### RECORDS FOR THE EXERCISE
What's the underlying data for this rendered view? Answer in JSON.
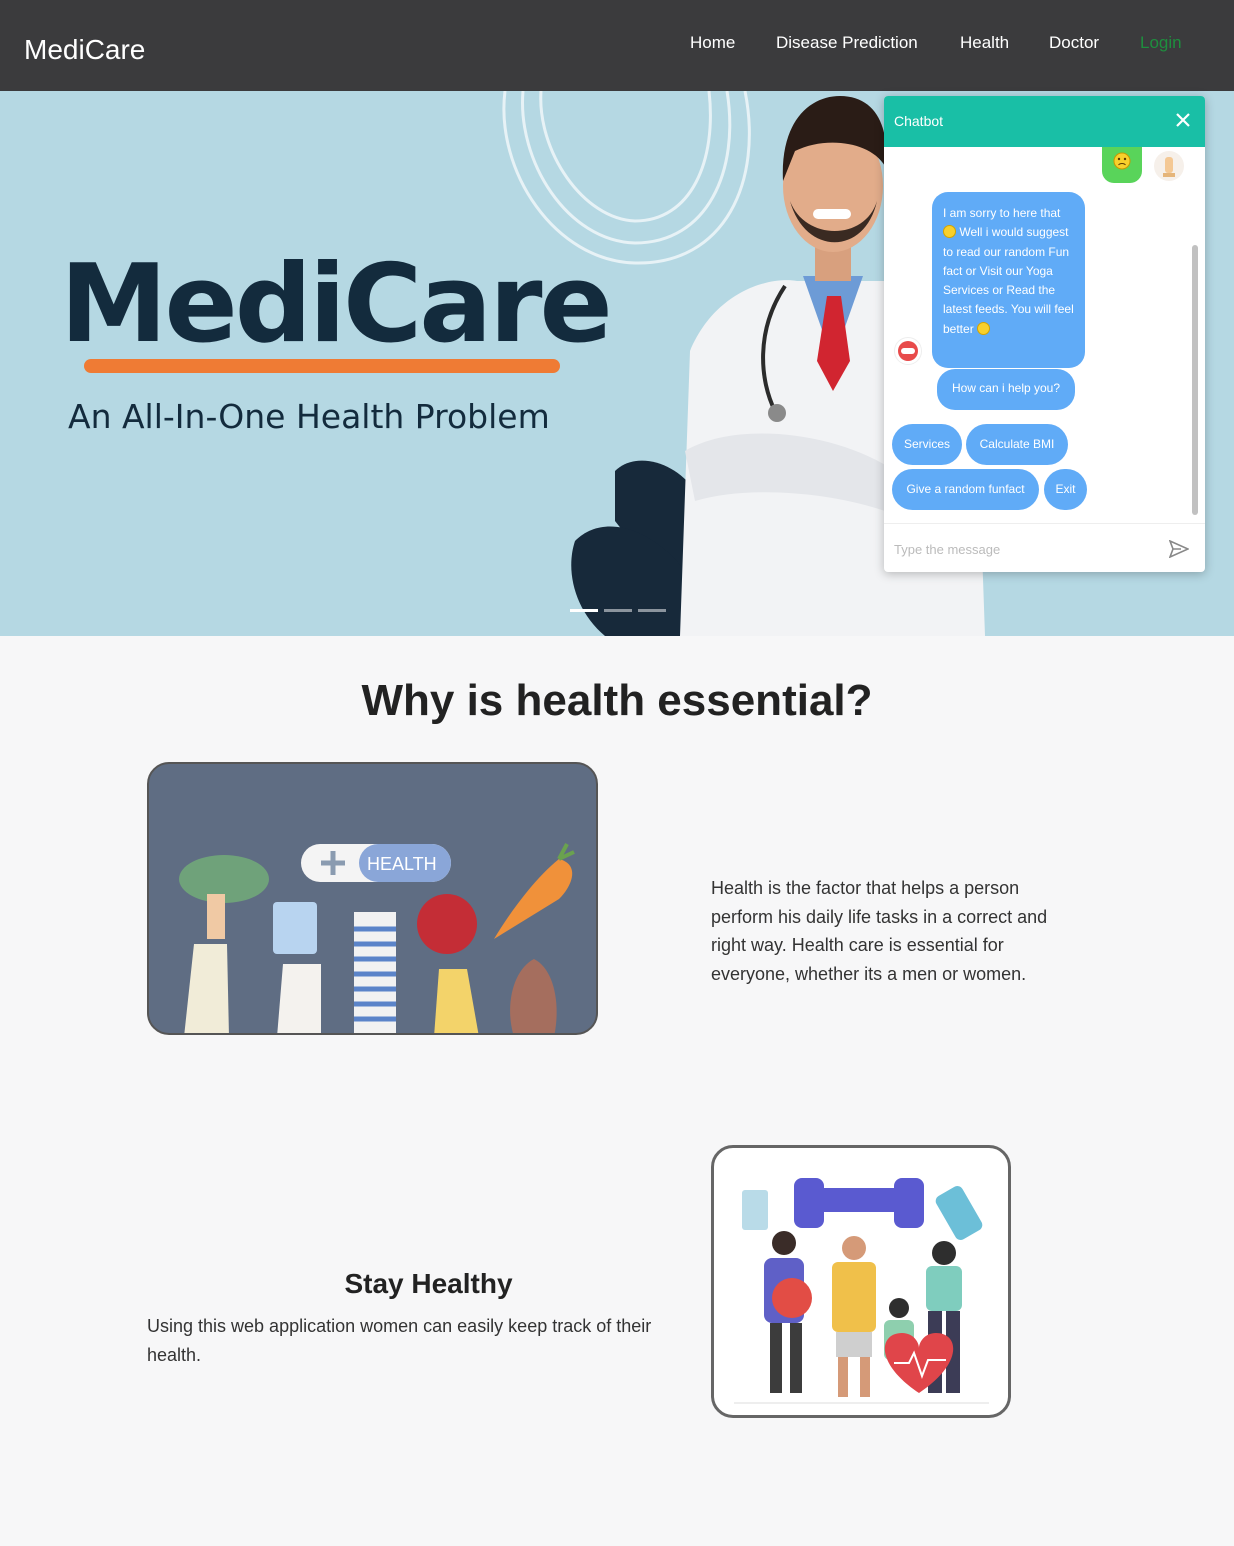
{
  "navbar": {
    "brand": "MediCare",
    "links": [
      "Home",
      "Disease Prediction",
      "Health",
      "Doctor"
    ],
    "login": "Login"
  },
  "hero": {
    "title": "MediCare",
    "subtitle": "An All-In-One Health Problem",
    "accent_color": "#ef7b34",
    "background_color": "#b5d8e3"
  },
  "chatbot": {
    "title": "Chatbot",
    "header_color": "#19bfa6",
    "bot_message_parts": [
      "I am sorry to here that ",
      " Well i would suggest to read our random Fun fact or Visit our Yoga Services or Read the latest feeds. You will feel better "
    ],
    "bot_question": "How can i help you?",
    "options": [
      "Services",
      "Calculate BMI",
      "Give a random funfact",
      "Exit"
    ],
    "input_placeholder": "Type the message",
    "icons": [
      "close-icon",
      "send-icon",
      "sad-emoji-icon",
      "smile-emoji-icon",
      "user-avatar-icon",
      "bot-avatar-icon"
    ]
  },
  "section": {
    "title": "Why is health essential?",
    "paragraph1": "Health is the factor that helps a person perform his daily life tasks in a correct and right way. Health care is essential for everyone, whether its a men or women.",
    "health_label": "HEALTH",
    "stay_title": "Stay Healthy",
    "paragraph2": "Using this web application women can easily keep track of their health."
  }
}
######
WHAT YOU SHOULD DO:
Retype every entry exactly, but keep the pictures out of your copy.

SOLUTION TO THE PROBLEM:
What's the underlying data for this rendered view? Answer in JSON.
{
  "navbar": {
    "brand": "MediCare",
    "links": [
      "Home",
      "Disease Prediction",
      "Health",
      "Doctor"
    ],
    "login": "Login"
  },
  "hero": {
    "title": "MediCare",
    "subtitle": "An All-In-One Health Problem",
    "accent_color": "#ef7b34",
    "background_color": "#b5d8e3"
  },
  "chatbot": {
    "title": "Chatbot",
    "header_color": "#19bfa6",
    "bot_message_parts": [
      "I am sorry to here that ",
      " Well i would suggest to read our random Fun fact or Visit our Yoga Services or Read the latest feeds. You will feel better "
    ],
    "bot_question": "How can i help you?",
    "options": [
      "Services",
      "Calculate BMI",
      "Give a random funfact",
      "Exit"
    ],
    "input_placeholder": "Type the message",
    "icons": [
      "close-icon",
      "send-icon",
      "sad-emoji-icon",
      "smile-emoji-icon",
      "user-avatar-icon",
      "bot-avatar-icon"
    ]
  },
  "section": {
    "title": "Why is health essential?",
    "paragraph1": "Health is the factor that helps a person perform his daily life tasks in a correct and right way. Health care is essential for everyone, whether its a men or women.",
    "health_label": "HEALTH",
    "stay_title": "Stay Healthy",
    "paragraph2": "Using this web application women can easily keep track of their health."
  }
}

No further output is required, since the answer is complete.